When a line contains the string "mode", it counts once; give the total of such lines in the entries below and nothing else.

Records to process:
◆ ◆ ◆

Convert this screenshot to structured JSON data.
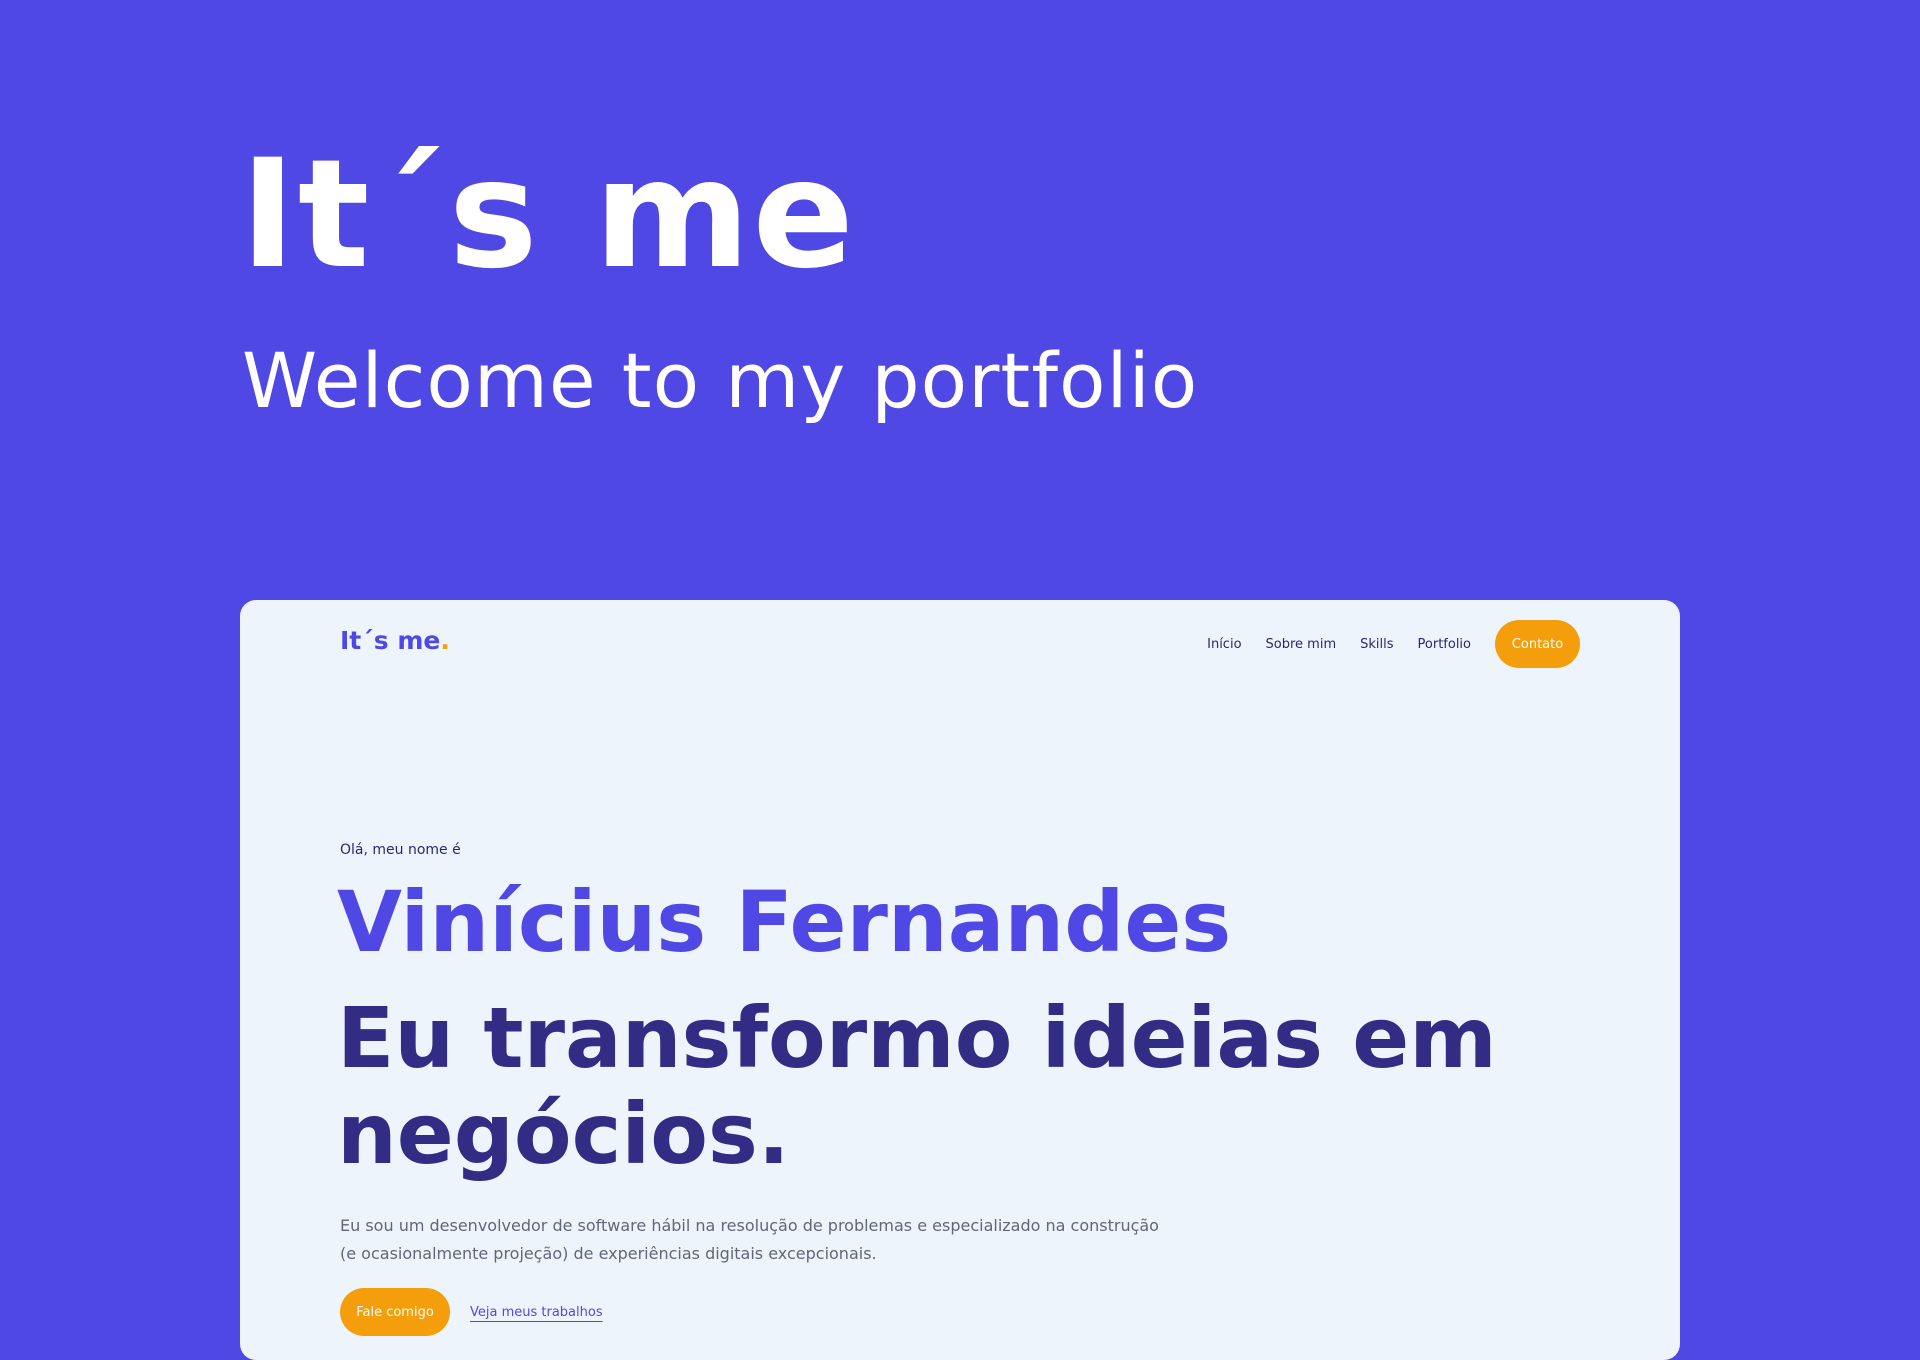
{
  "hero": {
    "title": "It´s me",
    "subtitle": "Welcome to my portfolio"
  },
  "site": {
    "logo_text": "It´s me",
    "logo_dot": ".",
    "nav": {
      "items": [
        {
          "label": "Início"
        },
        {
          "label": "Sobre mim"
        },
        {
          "label": "Skills"
        },
        {
          "label": "Portfolio"
        }
      ],
      "cta_label": "Contato"
    },
    "intro": {
      "greeting": "Olá, meu nome é",
      "name": "Vinícius Fernandes",
      "headline": "Eu transformo ideias em negócios.",
      "description": "Eu sou um desenvolvedor de software hábil na resolução de problemas e especializado na construção (e ocasionalmente projeção) de experiências digitais excepcionais.",
      "primary_button": "Fale comigo",
      "secondary_link": "Veja meus trabalhos"
    }
  },
  "colors": {
    "background": "#5048E5",
    "card_background": "#EEF4FC",
    "accent": "#F59E0B",
    "name": "#5048E5",
    "headline": "#312C84"
  }
}
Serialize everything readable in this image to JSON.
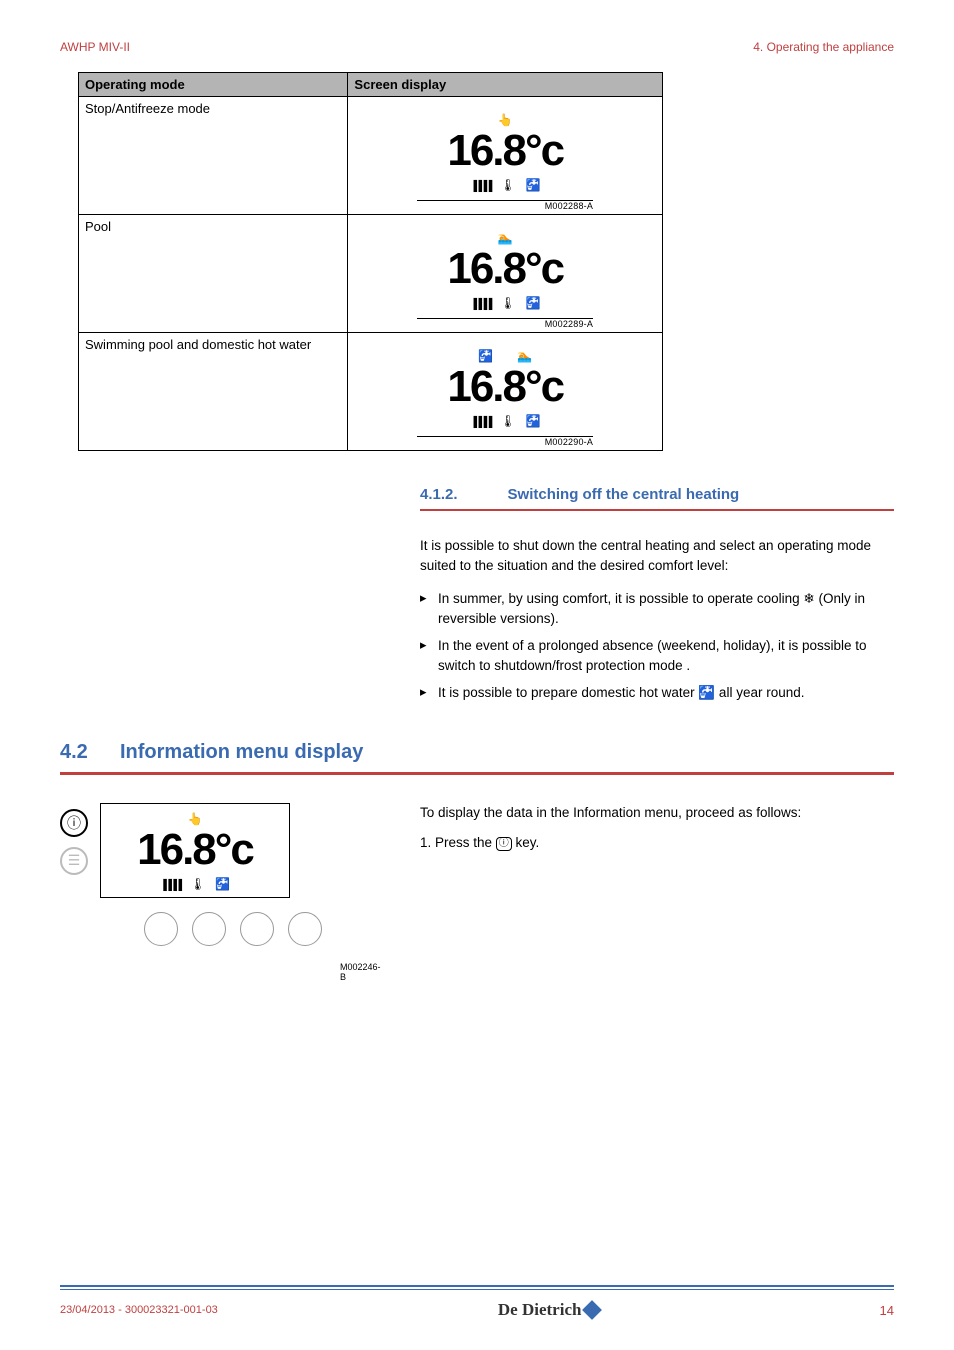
{
  "header": {
    "left": "AWHP MIV-II",
    "right": "4.  Operating the appliance"
  },
  "table": {
    "headers": {
      "mode": "Operating mode",
      "display": "Screen display"
    },
    "rows": [
      {
        "mode": "Stop/Antifreeze mode",
        "top_icons": [
          "hand"
        ],
        "temp": "16.8°c",
        "ref": "M002288-A"
      },
      {
        "mode": "Pool",
        "top_icons": [
          "pool"
        ],
        "temp": "16.8°c",
        "ref": "M002289-A"
      },
      {
        "mode": "Swimming pool and domestic hot water",
        "top_icons": [
          "tap",
          "pool"
        ],
        "temp": "16.8°c",
        "ref": "M002290-A"
      }
    ]
  },
  "subsection": {
    "num": "4.1.2.",
    "title": "Switching off the central heating",
    "intro": "It is possible to shut down the central heating and select an operating mode suited to the situation and the desired comfort level:",
    "bullets": [
      "In summer, by using comfort, it is possible to operate cooling ❄ (Only in reversible versions).",
      "In the event of a prolonged absence (weekend, holiday), it is possible to switch to shutdown/frost protection mode .",
      "It is possible to prepare domestic hot water 🚰 all year round."
    ]
  },
  "section": {
    "num": "4.2",
    "title": "Information menu display",
    "intro": "To display the data in the Information menu, proceed as follows:",
    "step1_prefix": "1.  Press the ",
    "step1_suffix": " key.",
    "panel_temp": "16.8°c",
    "illus_ref": "M002246-B"
  },
  "footer": {
    "left": "23/04/2013 - 300023321-001-03",
    "logo": "De Dietrich",
    "page": "14"
  }
}
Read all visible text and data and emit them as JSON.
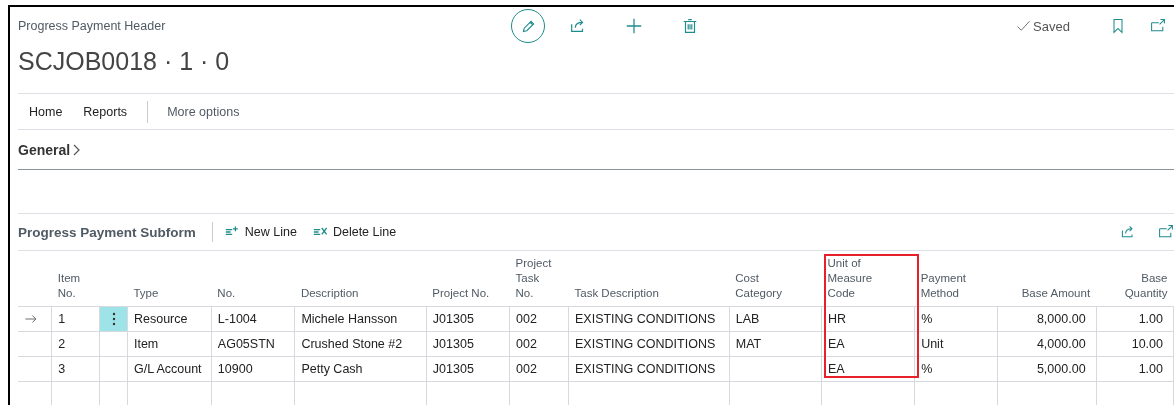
{
  "page": {
    "caption": "Progress Payment Header",
    "title": "SCJOB0018 · 1 · 0",
    "status": "Saved"
  },
  "menu": [
    {
      "label": "Home",
      "kind": "tab"
    },
    {
      "label": "Reports",
      "kind": "tab"
    },
    {
      "label": "More options",
      "kind": "more"
    }
  ],
  "general": {
    "label": "General",
    "expanded": false
  },
  "subform": {
    "title": "Progress Payment Subform",
    "actions": [
      {
        "label": "New Line",
        "kind": "new"
      },
      {
        "label": "Delete Line",
        "kind": "delete"
      }
    ]
  },
  "table": {
    "columns": [
      {
        "label": "Item No.",
        "kind": "text",
        "highlighted": false
      },
      {
        "label": "Type",
        "kind": "text",
        "highlighted": false
      },
      {
        "label": "No.",
        "kind": "text",
        "highlighted": false
      },
      {
        "label": "Description",
        "kind": "text",
        "highlighted": false
      },
      {
        "label": "Project No.",
        "kind": "text",
        "highlighted": false
      },
      {
        "label": "Project Task No.",
        "kind": "text",
        "highlighted": false
      },
      {
        "label": "Task Description",
        "kind": "text",
        "highlighted": false
      },
      {
        "label": "Cost Category",
        "kind": "text",
        "highlighted": false
      },
      {
        "label": "Unit of Measure Code",
        "kind": "text",
        "highlighted": true
      },
      {
        "label": "Payment Method",
        "kind": "text",
        "highlighted": false
      },
      {
        "label": "Base Amount",
        "kind": "number",
        "highlighted": false
      },
      {
        "label": "Base Quantity",
        "kind": "number",
        "highlighted": false
      }
    ],
    "rows": [
      {
        "selected": true,
        "cells": [
          "1",
          "Resource",
          "L-1004",
          "Michele Hansson",
          "J01305",
          "002",
          "EXISTING CONDITIONS",
          "LAB",
          "HR",
          "%",
          "8,000.00",
          "1.00"
        ]
      },
      {
        "selected": false,
        "cells": [
          "2",
          "Item",
          "AG05STN",
          "Crushed Stone #2",
          "J01305",
          "002",
          "EXISTING CONDITIONS",
          "MAT",
          "EA",
          "Unit",
          "4,000.00",
          "10.00"
        ]
      },
      {
        "selected": false,
        "cells": [
          "3",
          "G/L Account",
          "10900",
          "Petty Cash",
          "J01305",
          "002",
          "EXISTING CONDITIONS",
          null,
          "EA",
          "%",
          "5,000.00",
          "1.00"
        ]
      }
    ]
  }
}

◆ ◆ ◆

Answer to this exercise: 6